#### Excerpted data:

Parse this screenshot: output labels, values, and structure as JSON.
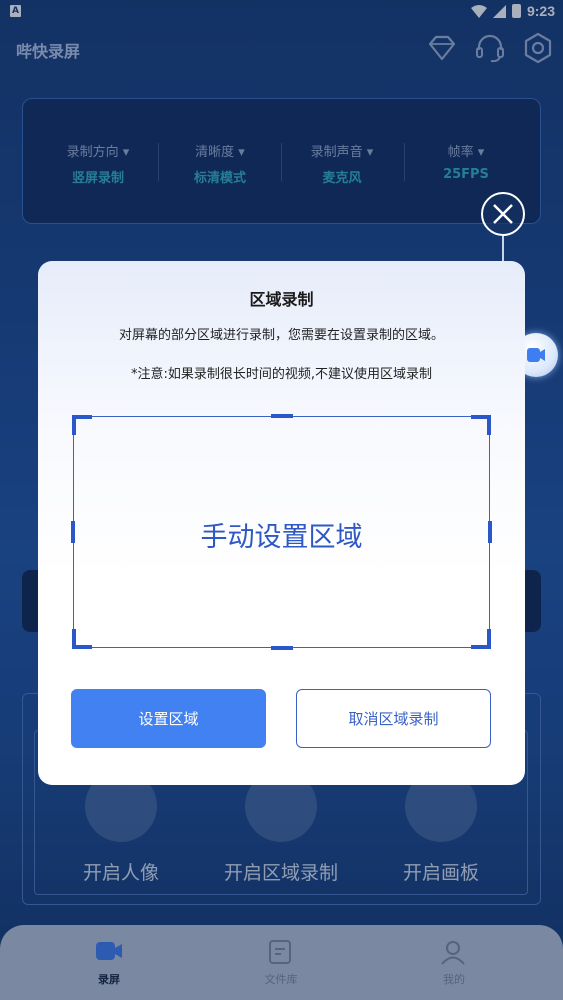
{
  "status_bar": {
    "time": "9:23",
    "left_badge": "A"
  },
  "app": {
    "title": "哔快录屏"
  },
  "icons": {
    "diamond": "diamond-icon",
    "headset": "headset-icon",
    "settings": "hexagon-settings-icon"
  },
  "settings": [
    {
      "label": "录制方向 ▾",
      "value": "竖屏录制"
    },
    {
      "label": "清晰度 ▾",
      "value": "标清模式"
    },
    {
      "label": "录制声音 ▾",
      "value": "麦克风"
    },
    {
      "label": "帧率 ▾",
      "value": "25FPS"
    }
  ],
  "features": [
    {
      "label": "开启人像"
    },
    {
      "label": "开启区域录制"
    },
    {
      "label": "开启画板"
    }
  ],
  "bottom_nav": [
    {
      "label": "录屏",
      "active": true
    },
    {
      "label": "文件库",
      "active": false
    },
    {
      "label": "我的",
      "active": false
    }
  ],
  "dialog": {
    "title": "区域录制",
    "description": "对屏幕的部分区域进行录制，您需要在设置录制的区域。",
    "note": "*注意:如果录制很长时间的视频,不建议使用区域录制",
    "area_label": "手动设置区域",
    "confirm_label": "设置区域",
    "cancel_label": "取消区域录制"
  },
  "colors": {
    "primary": "#4181f1",
    "accent_text": "#37b3c9",
    "area_blue": "#2c57c9"
  }
}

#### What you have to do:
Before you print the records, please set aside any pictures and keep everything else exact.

#### Answer for the task:
Parse this screenshot: output labels, values, and structure as JSON.
{
  "status_bar": {
    "time": "9:23",
    "left_badge": "A"
  },
  "app": {
    "title": "哔快录屏"
  },
  "icons": {
    "diamond": "diamond-icon",
    "headset": "headset-icon",
    "settings": "hexagon-settings-icon"
  },
  "settings": [
    {
      "label": "录制方向 ▾",
      "value": "竖屏录制"
    },
    {
      "label": "清晰度 ▾",
      "value": "标清模式"
    },
    {
      "label": "录制声音 ▾",
      "value": "麦克风"
    },
    {
      "label": "帧率 ▾",
      "value": "25FPS"
    }
  ],
  "features": [
    {
      "label": "开启人像"
    },
    {
      "label": "开启区域录制"
    },
    {
      "label": "开启画板"
    }
  ],
  "bottom_nav": [
    {
      "label": "录屏",
      "active": true
    },
    {
      "label": "文件库",
      "active": false
    },
    {
      "label": "我的",
      "active": false
    }
  ],
  "dialog": {
    "title": "区域录制",
    "description": "对屏幕的部分区域进行录制，您需要在设置录制的区域。",
    "note": "*注意:如果录制很长时间的视频,不建议使用区域录制",
    "area_label": "手动设置区域",
    "confirm_label": "设置区域",
    "cancel_label": "取消区域录制"
  },
  "colors": {
    "primary": "#4181f1",
    "accent_text": "#37b3c9",
    "area_blue": "#2c57c9"
  }
}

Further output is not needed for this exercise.